This woodworking tutorial will teach you how to use a mortise chisel in woodworking.
This is a DIY guide for hobbyists, beginners and prospective professionals.
Don't miss out on How to Make a Mortise and Tenon Joint.
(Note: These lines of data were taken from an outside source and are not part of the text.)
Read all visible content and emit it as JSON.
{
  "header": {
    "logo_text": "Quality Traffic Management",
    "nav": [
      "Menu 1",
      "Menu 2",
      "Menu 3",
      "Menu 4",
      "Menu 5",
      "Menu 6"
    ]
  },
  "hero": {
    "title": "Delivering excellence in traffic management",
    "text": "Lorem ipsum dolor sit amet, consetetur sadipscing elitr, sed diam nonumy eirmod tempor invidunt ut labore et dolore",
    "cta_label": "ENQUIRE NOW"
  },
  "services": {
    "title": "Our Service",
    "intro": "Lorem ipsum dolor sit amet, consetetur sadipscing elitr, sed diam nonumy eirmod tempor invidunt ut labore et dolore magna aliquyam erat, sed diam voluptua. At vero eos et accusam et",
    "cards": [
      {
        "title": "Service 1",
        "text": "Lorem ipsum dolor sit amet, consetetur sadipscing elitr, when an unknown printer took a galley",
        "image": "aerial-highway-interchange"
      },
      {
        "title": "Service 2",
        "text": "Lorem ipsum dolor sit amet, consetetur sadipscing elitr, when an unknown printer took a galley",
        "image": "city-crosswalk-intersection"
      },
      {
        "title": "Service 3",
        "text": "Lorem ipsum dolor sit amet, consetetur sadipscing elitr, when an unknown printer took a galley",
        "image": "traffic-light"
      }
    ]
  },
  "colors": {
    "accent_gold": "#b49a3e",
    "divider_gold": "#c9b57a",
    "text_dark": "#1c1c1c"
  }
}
But first, there are more tools to learn about.
In this video you will learn how to use a Mortise Chisel.
A Mortise chisel is built to withstand mallet blows and lever out waste without breaking.
The thickness and width of the blade keeps it well aligned to a good depth.
As the name suggests, these chisels are perfect for chopping out mortises – particularly deep mortises in dense wood.
The tools that you will need are a Pencil, a Try Square, a Marking Knife, a Mortis Gauge, a Vice, a piece of wood, a Mallet and a Mortise Chisel.
The Mortise Chisel has a reinforced handle that holds a stout steel blade with flat sides.
The 30 degree bevel ‘knee’ forms a fulcrum that is useful for leveraging out waste wood from mortises.
A steel hoop and a ferrule at the top and bottom ends of the handle, prevent the wood from splitting when struck.
Before you start chiseling, ensure that the layout is precise.
Use a marking knife along the sides of the tenon piece to mark the length of the mortise.
Highlight the marks using a pencil and trysquare.
Set the scribes of the mortise gauge to the thickness of the Tenon which should also follow the thickness of the mortise chisel.
Center the scribes on the workpiece and mark the width of the mortise by running the two scribes between them.
Highlight the lines with a pencil.
Mark the desired depth of the mortise on the blade of the chisel for reference.
Now that the markings have been made, clamp the work piece onto the Vice.
Clasp the handle of the Mortise Chisel using your secondary hand.
Wrap your thumb around its base, but clear of the steel hoop.
With your dominant hand, clasp the handle of the mallet, ready to strike the head of the Chisel.
Place the tip of the Mortise Chisel on the waste wood less than quarter of an inch away from the line marking one end of the mortise.
Hold the bevel away from the mortise walls as the cut tends to travel in the direction of the bevel.
Strike the chisel with the Mallet, creating a series of notches from end to end.
Do not lever the chisel against the edge.
Now, gently chisel out the layer of notches.
Repeat this process till you reach the desired depth.
Once you are close to the final dimensions of the mortise, smooth down the edges till you reach the layout lines.
Use a wider bench chisel to even out the longer edges of the mortise.
You have now learnt how to use a Mortise Chisel.